It was a picture-perfect day in the Bronx as the Yanks battled the Seattle Mariners. The sun was up, the sky was clear and there was a buzz in the air. Today marked the return to the mound by Andy Pettitte, and it couldn't have come at a better time.
The Yankees have been slow to start considering where many thought they would be by now during spring training. They have had to deal with numerous injuries to key players, including to Michael Pineda and Mariano Rivera, who are mostly likely done for the entire season.
The pitching struggled in April and even saw Freddy Garcia demoted to the bullpen. Even though he now seems locked in, CC Sabathia's ERA did not reflect his wins record in April. Phil Hughes looked terrible in the rotation, but now seems to be in control in his last two starts, as he has saved his spot in the rotation.
Andy Pettitte's return was anticipated and welcomed by the fans not only for nostalgic reasons, but for what he can do for the Bronx Bombers as well. Especially with the absence of Rivera, Pettitte's leadership and experience is a necessity for the young bullpen.
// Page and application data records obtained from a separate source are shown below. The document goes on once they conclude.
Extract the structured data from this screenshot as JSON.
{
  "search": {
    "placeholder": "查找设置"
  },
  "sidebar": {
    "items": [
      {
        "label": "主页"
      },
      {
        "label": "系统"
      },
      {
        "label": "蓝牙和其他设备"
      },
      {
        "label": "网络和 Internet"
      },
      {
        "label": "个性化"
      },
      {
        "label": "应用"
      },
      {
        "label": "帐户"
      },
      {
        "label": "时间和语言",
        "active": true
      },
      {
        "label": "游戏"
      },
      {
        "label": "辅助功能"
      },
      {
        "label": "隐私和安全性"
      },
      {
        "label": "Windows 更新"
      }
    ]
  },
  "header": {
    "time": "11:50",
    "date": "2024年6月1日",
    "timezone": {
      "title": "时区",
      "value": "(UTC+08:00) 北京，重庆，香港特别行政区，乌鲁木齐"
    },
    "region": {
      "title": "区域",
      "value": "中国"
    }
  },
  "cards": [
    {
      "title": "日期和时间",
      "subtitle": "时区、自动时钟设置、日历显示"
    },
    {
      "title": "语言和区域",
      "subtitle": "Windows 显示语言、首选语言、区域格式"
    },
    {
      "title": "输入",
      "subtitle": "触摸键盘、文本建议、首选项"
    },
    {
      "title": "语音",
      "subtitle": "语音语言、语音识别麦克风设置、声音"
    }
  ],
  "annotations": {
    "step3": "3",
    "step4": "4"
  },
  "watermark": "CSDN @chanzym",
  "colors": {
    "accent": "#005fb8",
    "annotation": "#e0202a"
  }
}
"I'm excited," Pettitte said earlier this week. "So excited to just get back in uniform and get back with the guys, and just hang with them on the bench and stuff like that. The fans [coming to see] me making my starts down in the Minor Leagues, that's just been awesome and stuff like that. It's time now."
"I think that now that everyone's starting to throw the ball better, it takes a little pressure off of him," Girardi said. "I think people were looking at him coming back and being somewhat of a guy that can stabilize the rotation. Now, it looks like it's stabilizing more before he got here."Jim McIsaac/Getty Images
Girardi said he hopes to see Pettitte pitch at 88 mph early on this season, and hopes that Pettitte's adept ability to self correct on the mound will remain.
"He understands what he needs to do -- to get his sinker down, or to get more depth on his curveball," Girardi said. "I think he knows how to make those adjustments. The one thing I don't think he's forgotten how to do is how to pitch and how to make adjustments. I think adjustments, sometimes, as you get older are maybe a little bit easier because you've had to make them along the way."
On Sunday afternoon, Pettitte entered the game and left the game with a standing ovation from the crowd. He went six-and-one-third innings, allowing seven hits, four earned runs, three walks and two strikeouts on 94 pitches for a recorded loss. Pettitte seemed to have a few problems with his command, but this could easily be addressed and adjusted with more practice and more game time.
Pettitte brings a sense of comfort and normalcy back to New York. His first outing was not a perfect return, but it did prove one thing for certain. Pettitte still has the ability to go the distance in the game, and his velocity looks as if it hasn't changed from 2010, which is nothing but hopeful for the Yanks as the season progresses.